Parks, who is partnering with Wagner and Don Thomas, a local tennis instructor, said they want to emphasize the courts are for Sequim’s children, too.
“Retirees can play in Port Angeles or Sunland has private courts or they can drive to Bainbridge Island,” he said. “They have options but kids and busy families cannot do that.

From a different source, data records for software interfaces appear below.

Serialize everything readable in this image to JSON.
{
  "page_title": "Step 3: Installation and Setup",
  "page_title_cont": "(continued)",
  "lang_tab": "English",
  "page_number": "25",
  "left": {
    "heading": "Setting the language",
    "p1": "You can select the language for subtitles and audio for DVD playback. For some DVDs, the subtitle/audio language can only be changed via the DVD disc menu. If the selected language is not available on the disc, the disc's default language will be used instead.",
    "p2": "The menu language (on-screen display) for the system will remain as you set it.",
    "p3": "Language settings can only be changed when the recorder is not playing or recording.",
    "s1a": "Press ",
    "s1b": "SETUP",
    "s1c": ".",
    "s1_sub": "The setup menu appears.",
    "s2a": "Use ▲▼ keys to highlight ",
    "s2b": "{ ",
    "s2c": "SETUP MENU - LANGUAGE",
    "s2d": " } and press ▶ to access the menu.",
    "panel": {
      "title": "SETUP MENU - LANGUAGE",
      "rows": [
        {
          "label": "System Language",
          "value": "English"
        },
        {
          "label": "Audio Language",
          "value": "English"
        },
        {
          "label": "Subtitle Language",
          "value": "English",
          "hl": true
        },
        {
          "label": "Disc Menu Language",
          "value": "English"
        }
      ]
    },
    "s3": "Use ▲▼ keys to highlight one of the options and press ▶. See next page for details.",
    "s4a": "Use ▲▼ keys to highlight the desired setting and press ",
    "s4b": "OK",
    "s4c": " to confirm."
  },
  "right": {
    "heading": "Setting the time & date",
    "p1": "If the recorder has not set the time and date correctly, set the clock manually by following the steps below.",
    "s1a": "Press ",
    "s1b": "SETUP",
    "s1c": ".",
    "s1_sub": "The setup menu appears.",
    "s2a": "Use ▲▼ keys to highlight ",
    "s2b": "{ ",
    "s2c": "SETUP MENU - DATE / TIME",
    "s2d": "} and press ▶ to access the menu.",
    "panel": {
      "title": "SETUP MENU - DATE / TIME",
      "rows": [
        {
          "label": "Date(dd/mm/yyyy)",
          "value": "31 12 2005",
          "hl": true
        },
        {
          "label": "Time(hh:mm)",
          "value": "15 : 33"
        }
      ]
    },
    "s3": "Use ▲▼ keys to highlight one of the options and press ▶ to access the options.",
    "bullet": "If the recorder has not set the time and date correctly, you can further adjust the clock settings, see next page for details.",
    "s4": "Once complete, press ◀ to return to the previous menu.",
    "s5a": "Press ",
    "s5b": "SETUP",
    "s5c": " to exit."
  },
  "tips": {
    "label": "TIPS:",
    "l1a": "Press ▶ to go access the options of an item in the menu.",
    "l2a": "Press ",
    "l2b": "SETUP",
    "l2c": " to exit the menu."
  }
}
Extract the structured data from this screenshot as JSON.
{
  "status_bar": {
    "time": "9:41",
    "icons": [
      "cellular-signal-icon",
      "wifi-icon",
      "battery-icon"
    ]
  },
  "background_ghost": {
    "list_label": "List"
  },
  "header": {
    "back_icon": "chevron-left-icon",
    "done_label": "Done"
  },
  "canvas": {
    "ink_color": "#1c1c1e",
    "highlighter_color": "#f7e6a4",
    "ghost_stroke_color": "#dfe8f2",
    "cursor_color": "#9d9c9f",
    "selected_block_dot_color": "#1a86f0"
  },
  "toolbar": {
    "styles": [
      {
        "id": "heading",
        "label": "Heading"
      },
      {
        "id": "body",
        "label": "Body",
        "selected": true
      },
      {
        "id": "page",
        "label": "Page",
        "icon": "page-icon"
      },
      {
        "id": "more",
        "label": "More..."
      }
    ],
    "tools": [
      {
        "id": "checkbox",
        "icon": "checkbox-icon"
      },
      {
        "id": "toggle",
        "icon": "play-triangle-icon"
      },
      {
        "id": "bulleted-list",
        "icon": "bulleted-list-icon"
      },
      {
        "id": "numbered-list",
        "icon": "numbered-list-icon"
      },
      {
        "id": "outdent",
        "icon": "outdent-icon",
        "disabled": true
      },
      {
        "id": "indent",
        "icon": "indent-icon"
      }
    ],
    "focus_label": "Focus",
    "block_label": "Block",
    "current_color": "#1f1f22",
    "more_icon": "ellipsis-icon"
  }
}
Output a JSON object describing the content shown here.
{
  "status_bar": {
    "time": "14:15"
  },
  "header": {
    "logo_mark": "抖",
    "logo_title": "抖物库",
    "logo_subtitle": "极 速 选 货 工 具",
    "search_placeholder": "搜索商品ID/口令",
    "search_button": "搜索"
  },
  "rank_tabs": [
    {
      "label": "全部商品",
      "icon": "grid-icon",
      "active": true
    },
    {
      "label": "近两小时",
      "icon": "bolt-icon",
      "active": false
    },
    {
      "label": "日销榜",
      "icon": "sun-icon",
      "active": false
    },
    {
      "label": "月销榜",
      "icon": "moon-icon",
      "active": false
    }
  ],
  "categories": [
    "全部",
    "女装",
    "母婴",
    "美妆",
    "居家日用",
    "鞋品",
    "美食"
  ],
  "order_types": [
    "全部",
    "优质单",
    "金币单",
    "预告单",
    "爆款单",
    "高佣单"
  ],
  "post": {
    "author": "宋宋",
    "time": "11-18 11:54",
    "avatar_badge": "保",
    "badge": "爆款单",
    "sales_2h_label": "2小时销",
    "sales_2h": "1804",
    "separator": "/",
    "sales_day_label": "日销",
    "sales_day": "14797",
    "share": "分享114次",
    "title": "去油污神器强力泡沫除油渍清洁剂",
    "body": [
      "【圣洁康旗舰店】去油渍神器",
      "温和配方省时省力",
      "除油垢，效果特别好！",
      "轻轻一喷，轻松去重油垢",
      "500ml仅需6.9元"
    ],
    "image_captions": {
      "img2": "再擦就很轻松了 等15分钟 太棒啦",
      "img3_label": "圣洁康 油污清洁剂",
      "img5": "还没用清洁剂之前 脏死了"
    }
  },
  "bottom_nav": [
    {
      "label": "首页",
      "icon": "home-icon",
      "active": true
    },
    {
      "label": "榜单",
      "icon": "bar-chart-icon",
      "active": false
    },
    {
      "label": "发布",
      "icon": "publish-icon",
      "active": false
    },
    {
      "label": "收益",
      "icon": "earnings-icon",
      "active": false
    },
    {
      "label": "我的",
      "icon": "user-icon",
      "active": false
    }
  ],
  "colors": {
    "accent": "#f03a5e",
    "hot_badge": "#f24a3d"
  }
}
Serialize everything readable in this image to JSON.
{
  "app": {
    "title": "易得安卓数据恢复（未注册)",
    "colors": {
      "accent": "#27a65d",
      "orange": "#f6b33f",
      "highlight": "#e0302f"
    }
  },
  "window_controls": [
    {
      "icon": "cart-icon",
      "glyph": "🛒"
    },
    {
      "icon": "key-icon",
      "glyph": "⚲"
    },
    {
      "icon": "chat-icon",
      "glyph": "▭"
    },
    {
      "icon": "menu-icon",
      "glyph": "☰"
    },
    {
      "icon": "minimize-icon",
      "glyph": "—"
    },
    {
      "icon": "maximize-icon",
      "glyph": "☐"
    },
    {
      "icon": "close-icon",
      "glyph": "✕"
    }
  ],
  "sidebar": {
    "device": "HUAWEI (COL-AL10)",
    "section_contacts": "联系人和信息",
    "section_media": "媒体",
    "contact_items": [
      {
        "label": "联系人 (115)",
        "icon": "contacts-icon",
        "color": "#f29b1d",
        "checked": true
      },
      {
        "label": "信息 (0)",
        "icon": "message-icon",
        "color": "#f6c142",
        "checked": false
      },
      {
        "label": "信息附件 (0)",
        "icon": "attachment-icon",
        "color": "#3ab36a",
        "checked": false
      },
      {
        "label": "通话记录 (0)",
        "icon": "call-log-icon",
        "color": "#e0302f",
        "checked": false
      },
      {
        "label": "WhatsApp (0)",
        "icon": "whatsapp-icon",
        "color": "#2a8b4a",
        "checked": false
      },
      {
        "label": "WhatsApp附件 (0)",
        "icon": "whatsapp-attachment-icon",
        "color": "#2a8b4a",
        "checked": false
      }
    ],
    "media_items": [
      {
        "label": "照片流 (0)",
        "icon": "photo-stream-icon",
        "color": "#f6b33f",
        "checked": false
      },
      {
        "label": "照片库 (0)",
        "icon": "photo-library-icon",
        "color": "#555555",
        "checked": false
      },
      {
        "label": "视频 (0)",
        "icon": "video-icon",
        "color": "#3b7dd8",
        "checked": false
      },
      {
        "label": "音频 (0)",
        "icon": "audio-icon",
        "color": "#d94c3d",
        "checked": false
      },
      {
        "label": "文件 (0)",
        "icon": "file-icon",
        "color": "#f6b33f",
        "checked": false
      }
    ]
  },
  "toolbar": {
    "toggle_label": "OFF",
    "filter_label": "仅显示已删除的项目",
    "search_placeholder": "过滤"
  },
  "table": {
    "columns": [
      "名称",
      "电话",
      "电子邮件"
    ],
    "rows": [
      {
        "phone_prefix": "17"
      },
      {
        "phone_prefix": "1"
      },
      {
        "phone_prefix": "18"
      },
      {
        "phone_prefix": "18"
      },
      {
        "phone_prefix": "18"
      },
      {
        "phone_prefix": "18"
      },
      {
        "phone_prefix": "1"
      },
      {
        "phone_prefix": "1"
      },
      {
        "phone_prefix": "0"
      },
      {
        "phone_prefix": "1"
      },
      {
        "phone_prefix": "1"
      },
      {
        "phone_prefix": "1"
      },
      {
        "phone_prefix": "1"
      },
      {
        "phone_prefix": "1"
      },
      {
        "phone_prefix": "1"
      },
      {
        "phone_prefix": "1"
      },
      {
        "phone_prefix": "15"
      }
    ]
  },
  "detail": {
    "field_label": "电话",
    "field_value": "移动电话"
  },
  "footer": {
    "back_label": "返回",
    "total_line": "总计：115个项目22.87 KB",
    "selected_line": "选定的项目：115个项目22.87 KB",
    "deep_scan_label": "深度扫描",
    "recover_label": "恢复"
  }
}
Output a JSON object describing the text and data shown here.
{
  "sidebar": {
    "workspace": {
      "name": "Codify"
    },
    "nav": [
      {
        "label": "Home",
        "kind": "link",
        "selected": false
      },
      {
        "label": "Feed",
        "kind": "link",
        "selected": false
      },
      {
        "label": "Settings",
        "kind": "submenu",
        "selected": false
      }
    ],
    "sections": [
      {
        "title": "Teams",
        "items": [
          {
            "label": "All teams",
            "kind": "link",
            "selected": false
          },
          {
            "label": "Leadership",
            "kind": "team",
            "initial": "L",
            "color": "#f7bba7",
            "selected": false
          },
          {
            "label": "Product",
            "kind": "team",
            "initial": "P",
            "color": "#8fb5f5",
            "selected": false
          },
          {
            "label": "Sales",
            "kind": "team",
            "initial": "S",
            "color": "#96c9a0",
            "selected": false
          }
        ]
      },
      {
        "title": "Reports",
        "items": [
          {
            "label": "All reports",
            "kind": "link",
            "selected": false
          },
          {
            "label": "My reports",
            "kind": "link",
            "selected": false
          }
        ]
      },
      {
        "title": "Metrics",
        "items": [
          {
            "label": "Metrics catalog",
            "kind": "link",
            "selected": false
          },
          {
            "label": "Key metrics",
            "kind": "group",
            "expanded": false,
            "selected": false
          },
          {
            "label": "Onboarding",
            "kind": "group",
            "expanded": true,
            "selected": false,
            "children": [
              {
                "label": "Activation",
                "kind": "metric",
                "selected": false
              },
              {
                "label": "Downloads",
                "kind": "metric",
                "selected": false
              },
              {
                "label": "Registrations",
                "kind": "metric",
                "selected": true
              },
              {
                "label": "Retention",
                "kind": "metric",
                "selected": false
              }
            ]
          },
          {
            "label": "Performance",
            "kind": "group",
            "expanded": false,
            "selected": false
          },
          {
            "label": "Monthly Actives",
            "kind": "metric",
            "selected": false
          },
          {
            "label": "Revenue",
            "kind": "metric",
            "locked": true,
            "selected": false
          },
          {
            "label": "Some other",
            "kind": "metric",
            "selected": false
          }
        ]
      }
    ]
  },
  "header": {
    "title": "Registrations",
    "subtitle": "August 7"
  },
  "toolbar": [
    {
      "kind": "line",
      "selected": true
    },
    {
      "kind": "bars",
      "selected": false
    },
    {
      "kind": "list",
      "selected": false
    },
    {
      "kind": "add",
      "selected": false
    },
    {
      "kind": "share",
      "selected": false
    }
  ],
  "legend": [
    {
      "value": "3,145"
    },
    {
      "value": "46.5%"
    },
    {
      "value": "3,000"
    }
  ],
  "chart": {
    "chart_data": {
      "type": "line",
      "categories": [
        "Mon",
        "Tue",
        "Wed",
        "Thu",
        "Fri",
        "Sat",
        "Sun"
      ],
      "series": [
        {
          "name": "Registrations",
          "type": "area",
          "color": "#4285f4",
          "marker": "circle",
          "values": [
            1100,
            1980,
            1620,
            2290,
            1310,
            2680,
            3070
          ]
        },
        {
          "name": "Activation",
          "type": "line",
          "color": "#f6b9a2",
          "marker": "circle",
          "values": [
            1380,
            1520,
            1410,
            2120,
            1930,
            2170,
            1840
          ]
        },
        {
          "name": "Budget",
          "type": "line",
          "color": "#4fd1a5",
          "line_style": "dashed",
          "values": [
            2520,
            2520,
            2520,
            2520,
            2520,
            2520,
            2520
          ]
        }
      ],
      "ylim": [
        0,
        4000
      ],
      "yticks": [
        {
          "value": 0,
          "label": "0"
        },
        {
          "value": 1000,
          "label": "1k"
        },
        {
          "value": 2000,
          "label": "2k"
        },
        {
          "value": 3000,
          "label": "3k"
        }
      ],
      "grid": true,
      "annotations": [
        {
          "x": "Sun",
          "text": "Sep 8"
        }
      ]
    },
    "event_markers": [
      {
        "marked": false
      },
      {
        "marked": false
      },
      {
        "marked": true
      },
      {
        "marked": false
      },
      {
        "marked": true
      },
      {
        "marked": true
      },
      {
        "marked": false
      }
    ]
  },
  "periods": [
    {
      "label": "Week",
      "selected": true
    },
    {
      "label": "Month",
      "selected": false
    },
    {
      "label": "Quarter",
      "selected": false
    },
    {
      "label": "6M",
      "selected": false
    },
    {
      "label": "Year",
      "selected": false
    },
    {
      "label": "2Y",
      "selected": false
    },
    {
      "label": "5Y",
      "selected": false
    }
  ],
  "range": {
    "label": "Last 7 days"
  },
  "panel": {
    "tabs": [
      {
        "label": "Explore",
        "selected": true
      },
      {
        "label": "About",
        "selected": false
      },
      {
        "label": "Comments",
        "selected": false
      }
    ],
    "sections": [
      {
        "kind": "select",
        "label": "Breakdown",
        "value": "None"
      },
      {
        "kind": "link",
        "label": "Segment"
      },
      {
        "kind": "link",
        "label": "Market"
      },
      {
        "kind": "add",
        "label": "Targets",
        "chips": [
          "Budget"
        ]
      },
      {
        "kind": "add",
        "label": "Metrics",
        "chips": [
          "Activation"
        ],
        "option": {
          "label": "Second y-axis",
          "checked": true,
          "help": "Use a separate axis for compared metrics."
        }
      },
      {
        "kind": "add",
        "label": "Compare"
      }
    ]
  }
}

They don’t have time or expenses.”
The fund, Parks helped create, isn’t a nonprofit but exists as a grassroots organization to build and support courts and maintain them, pay for free children’s and adult programs and equipment, he said.
“People are being taxed to death across the country,” Parks said. “The idea is through charitable contributions we can put on those special events and help the kids most importantly.”
Parks has been in conversation with Joe Irvin, special projects manager for the City of Sequim, to see if the city staff could find a spot for the courts.
Tentatively, Parks said new courts, 4-6 of them, could go where the north playground is and the play structure could be moved.
Irvin said the idea has been discussed with the City’s Parks and Recreation Board but not formally adopted.
“There are multiple benefits with moving the playground to the south side,” he said. “It makes it a safer play area instead of families crossing the road and where (the playground sits now) is a relatively flat surface and could be minimal excavation for future tennis courts.”
Irvin said city staff and councilors have indicated tennis courts would be a good amenity in the park but that’s where the discussions seemed to end.
“Until we find ways to fund additional capital improvements, we won’t see a lot of change, like pickle ball and tennis courts,” he said.
The city will have to seek grants and donations such as from the tennis club and/or budget for courts specifically, Irvin said.
“I really want to work with Terry’s group to find a specific location,” he said. “I think there’s a way it can happen, it’s just not going to happen overnight.”
In the past 10 years or more, representatives with the Peninsula Tennis Club approached the city and school district to repair and/or partner on funding new tennis courts but were told there weren’t enough available funds.
Irvin said the Carrie Blake Park’s Master Plan from 1997 showed plans for tennis courts and the Parks Master Plan he’s working on continues that, too.
Many city projects such as the Sequim-Shiso Friendship Garden, the Guy Cole Convention Center and the Albert Haller Playfields were community funded and that’s the direction Parks thinks new courts must go, too.
“My perception is that partnerships and collaborations are needed to get anything done nowadays,” he said.
“The economy has changed profoundly and it’s going toward philanthropy, taxpayer-funded projects.”
By starting the tennis fund, Parks thinks there is a possibility in the future for grants through the U.S. Tennis Association to help with construction and/or maintenance.
“We’re very much solution-oriented,” Parks said.”The way we see it, we’re going to have to help the city and push them along.”
As the only public courts in the Sequim-Dungeness Valley, Sequim School District’s tennis courts are actively used by the community before, during and after school hours so long as school events aren’t going on. Pickleball players are active at Sequim Community School’s pickleball courts, too.
Parks said pickleball isn’t a part of his group’s discussion, but the plan could be revised.
At the high school though, he feels the cracks are beyond repair.
“They are definitely unusable and a simple repair would not suffice,” Parks said. “We’re talking upwards of $50,000 for an overlay.”
As for what amount the tennis fund volunteers seek at Carrie Blake Park, he’s unsure right now.
“It’s not cheap,” he said. “Many courts now go with concrete because it’s much more durable and the maintenance is much more affordable.”
A 2010 estimate showed it would cost $66,000 to repair the five school district courts – resurfacing the top three and placing new asphalt and materials on the bottom two.
The Sequim School District’s recently proposed $49 million bond does not include a proposal for repairing or building new tennis courts.
The Sequim Community Tennis Fund can receive funds at First Federal locations and by contacting Parks at firstname.lastname@example.org, email@example.com or 360-808-7949.